quotation marks omitted). If the evidence is “merely
colorable, or is not significantly probative, summary
judgment may be granted.” Anderson, 477 U.S.
at 249-50 (citations omitted).
district court considers a motion for summary judgment, it
“must view all the evidence and all factual inferences
reasonably drawn from the evidence in the light most
favorable to the nonmoving party, and must resolve all
reasonable doubts about the facts in favor of the
non-movant.” Rioux v. City of Atlanta, Ga.,
520 F.3d 1269, 1274 (11th Cir. 2008) (citation and internal
quotation marks omitted). The court's role is not to
“weigh the evidence and determine the truth of the
matter but to determine whether there is a genuine issue for
trial.” Anderson, 477 U.S. at 249. “If a
reasonable fact finder evaluating the evidence could draw
more than one inference from the facts, and if that inference
introduces a genuine issue of material fact, then the court
should not grant summary judgment.” Allen v. Bd. of
Pub. Educ. for Bibb Cty., 495 F.3d 1306, 1315 (11th Cir.
2007) (citation omitted). Importantly, if the non-movant
“fails to adduce evidence which would be sufficient . .
. to support a jury finding for the non-movant, summary
judgment may be granted.” Brooks v. Blue Cross
& Blue Shield of Fla., Inc., 116 F.3d 1364, 1370
(11th Cir. 1997) (citation omitted).
STATEMENT OF FACTS
facts, viewed in a light most favorable to the non-movant,
are as follows:
Wrinn was hired by the City in September 1990. At the time of
her hire, Wrinn received a copy of the City's employment
policies from the Personnel Department.
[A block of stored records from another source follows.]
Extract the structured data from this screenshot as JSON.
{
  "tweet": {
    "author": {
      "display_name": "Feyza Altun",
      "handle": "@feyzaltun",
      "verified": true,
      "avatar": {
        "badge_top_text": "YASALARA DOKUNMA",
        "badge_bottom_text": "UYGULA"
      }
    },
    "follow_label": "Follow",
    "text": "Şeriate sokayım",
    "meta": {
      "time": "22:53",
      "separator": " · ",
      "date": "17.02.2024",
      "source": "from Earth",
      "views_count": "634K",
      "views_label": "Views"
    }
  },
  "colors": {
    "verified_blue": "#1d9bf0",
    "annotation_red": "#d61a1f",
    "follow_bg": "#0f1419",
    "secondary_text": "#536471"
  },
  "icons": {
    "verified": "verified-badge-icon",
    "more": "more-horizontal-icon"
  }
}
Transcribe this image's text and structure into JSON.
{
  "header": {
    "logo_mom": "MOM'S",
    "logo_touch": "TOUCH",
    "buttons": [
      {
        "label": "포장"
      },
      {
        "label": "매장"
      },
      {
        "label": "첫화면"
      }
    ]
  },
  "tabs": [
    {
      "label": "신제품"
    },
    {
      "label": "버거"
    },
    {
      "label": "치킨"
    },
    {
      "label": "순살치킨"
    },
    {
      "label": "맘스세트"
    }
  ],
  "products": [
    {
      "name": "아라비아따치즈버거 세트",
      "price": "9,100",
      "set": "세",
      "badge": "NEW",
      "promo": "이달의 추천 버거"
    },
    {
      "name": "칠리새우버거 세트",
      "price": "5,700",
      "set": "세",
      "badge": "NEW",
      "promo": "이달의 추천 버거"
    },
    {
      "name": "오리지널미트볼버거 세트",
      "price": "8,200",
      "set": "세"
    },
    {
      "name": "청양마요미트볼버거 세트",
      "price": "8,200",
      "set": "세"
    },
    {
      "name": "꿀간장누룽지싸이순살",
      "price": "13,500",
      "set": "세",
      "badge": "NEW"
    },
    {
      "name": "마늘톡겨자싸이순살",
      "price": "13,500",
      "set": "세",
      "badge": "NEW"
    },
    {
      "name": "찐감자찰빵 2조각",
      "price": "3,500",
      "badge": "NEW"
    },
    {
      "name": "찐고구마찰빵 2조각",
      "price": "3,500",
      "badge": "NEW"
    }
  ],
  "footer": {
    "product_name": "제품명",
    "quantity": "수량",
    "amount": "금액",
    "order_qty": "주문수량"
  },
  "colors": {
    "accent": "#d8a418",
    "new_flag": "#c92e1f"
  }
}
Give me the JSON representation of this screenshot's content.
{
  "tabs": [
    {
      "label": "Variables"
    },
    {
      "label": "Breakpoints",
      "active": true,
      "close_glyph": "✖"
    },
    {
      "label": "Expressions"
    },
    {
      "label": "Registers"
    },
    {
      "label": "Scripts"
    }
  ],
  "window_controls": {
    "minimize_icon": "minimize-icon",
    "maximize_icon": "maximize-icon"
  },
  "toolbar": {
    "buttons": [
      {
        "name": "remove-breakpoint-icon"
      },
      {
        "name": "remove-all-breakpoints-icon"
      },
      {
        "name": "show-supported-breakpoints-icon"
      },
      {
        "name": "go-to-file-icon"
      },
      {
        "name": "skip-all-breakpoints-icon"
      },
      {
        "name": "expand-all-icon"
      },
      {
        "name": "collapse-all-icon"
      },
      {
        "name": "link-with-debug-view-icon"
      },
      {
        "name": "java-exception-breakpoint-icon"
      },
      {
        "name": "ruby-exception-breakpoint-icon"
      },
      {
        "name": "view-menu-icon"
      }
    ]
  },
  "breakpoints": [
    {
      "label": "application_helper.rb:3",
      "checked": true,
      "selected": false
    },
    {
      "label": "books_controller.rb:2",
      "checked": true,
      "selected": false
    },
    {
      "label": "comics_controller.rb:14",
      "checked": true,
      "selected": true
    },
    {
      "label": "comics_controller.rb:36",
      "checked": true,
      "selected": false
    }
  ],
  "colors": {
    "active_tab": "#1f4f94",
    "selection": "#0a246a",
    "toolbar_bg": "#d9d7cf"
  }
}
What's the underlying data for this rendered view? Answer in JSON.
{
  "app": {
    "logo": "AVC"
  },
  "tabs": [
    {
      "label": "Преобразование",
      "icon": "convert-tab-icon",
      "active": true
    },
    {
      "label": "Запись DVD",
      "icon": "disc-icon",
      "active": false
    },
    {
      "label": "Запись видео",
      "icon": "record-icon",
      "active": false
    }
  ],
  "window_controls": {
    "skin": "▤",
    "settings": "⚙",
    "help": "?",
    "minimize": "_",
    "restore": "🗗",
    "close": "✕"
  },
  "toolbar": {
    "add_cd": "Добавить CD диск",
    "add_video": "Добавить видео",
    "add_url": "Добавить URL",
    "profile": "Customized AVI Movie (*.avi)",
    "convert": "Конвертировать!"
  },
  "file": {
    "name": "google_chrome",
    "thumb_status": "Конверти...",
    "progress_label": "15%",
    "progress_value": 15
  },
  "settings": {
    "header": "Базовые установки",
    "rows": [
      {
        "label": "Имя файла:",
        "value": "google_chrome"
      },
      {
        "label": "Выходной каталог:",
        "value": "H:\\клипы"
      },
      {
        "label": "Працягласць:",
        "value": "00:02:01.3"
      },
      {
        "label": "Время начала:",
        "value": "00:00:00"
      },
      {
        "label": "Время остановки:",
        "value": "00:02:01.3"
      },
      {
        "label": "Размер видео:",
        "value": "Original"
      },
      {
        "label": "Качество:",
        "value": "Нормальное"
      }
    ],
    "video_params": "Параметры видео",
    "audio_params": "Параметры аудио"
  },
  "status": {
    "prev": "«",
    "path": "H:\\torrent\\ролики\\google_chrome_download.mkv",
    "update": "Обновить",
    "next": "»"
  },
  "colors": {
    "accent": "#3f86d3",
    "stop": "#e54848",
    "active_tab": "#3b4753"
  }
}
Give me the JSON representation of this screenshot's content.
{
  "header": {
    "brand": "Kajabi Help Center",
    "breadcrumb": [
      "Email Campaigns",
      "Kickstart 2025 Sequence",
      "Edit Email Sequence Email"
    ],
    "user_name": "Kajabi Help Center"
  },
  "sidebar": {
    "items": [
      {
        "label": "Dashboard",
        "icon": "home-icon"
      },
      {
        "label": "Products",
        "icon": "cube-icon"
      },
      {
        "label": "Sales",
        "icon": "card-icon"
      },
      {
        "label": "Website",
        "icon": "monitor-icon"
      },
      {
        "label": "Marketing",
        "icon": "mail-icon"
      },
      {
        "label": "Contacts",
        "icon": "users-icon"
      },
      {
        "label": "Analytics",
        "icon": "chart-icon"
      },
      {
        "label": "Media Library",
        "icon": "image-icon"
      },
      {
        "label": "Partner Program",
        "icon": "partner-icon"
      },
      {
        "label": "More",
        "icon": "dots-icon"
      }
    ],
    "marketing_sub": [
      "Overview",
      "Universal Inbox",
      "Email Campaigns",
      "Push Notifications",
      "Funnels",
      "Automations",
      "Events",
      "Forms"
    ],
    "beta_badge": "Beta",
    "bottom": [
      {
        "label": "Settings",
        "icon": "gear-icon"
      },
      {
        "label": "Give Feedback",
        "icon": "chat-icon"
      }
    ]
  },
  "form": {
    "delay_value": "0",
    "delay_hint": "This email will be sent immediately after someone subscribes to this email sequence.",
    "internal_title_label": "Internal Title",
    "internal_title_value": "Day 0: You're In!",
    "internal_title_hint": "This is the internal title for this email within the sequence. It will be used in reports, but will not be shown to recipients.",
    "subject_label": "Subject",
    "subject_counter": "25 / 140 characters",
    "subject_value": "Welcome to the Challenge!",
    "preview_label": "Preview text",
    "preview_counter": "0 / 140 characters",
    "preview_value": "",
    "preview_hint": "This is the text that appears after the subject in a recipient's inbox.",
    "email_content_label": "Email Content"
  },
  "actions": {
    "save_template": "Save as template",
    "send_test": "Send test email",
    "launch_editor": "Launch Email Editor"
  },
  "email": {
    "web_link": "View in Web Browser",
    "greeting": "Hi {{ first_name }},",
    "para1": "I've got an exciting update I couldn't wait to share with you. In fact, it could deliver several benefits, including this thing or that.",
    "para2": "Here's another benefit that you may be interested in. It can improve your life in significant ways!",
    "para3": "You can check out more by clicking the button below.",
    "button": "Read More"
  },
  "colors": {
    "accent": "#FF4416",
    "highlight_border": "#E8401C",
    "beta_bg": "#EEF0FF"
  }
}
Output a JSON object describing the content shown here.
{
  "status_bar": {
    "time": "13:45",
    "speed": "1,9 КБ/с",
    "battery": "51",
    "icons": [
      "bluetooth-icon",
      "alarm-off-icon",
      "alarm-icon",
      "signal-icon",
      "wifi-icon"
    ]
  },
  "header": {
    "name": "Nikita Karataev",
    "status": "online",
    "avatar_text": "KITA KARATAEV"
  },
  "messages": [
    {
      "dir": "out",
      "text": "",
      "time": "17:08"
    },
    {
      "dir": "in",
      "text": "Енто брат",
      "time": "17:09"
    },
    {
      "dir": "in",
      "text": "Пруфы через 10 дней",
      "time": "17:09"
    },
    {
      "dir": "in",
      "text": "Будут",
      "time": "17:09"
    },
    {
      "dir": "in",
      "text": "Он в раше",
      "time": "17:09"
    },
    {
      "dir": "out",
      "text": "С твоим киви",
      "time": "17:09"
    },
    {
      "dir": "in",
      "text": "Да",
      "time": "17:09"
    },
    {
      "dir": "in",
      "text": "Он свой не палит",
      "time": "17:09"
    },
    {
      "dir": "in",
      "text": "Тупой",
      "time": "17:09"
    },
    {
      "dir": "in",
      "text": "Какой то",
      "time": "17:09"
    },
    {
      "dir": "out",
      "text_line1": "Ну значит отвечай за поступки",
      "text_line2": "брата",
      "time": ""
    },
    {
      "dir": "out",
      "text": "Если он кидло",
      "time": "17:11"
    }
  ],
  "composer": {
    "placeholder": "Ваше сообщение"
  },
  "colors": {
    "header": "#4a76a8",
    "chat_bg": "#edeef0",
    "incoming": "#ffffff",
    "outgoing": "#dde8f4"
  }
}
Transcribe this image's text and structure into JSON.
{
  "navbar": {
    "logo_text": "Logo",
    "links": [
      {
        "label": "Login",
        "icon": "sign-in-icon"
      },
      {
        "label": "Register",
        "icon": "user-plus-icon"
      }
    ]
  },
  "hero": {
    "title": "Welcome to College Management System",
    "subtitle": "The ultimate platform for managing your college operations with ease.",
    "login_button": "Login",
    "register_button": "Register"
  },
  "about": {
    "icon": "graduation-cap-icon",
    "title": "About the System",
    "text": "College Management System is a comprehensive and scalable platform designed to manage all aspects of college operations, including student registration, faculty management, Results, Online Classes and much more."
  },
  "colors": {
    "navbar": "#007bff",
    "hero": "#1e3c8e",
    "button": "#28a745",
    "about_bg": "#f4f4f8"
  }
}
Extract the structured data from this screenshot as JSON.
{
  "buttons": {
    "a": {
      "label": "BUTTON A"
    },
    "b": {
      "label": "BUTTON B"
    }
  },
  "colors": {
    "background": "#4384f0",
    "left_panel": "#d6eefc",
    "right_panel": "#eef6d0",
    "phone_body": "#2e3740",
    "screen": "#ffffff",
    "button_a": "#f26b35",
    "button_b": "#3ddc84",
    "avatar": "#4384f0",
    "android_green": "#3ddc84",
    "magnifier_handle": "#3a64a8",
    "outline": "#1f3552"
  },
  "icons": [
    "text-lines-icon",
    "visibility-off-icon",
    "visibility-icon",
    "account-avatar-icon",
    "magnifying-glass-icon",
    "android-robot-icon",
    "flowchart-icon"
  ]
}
Under City policy,
there is disciplinary progression. When a disciplinary action
could result in dismissal, the department head conducts a
determination hearing and within three days of the hearing
renders a decision and serves notification of that decision.
Doc. 35-1 at 101.
received a notice of discipline from her employer in April
2008 and December 2008. Doc. 35-1 at 117-20. In September
2014, Wrinn received a formal counseling for an offense which
constituted her first offense in the minor offense category
that counted toward a determination hearing. Doc. 35-1 at
121-22. In March of 2015, she received a written warning
which was the second offense in the minor ...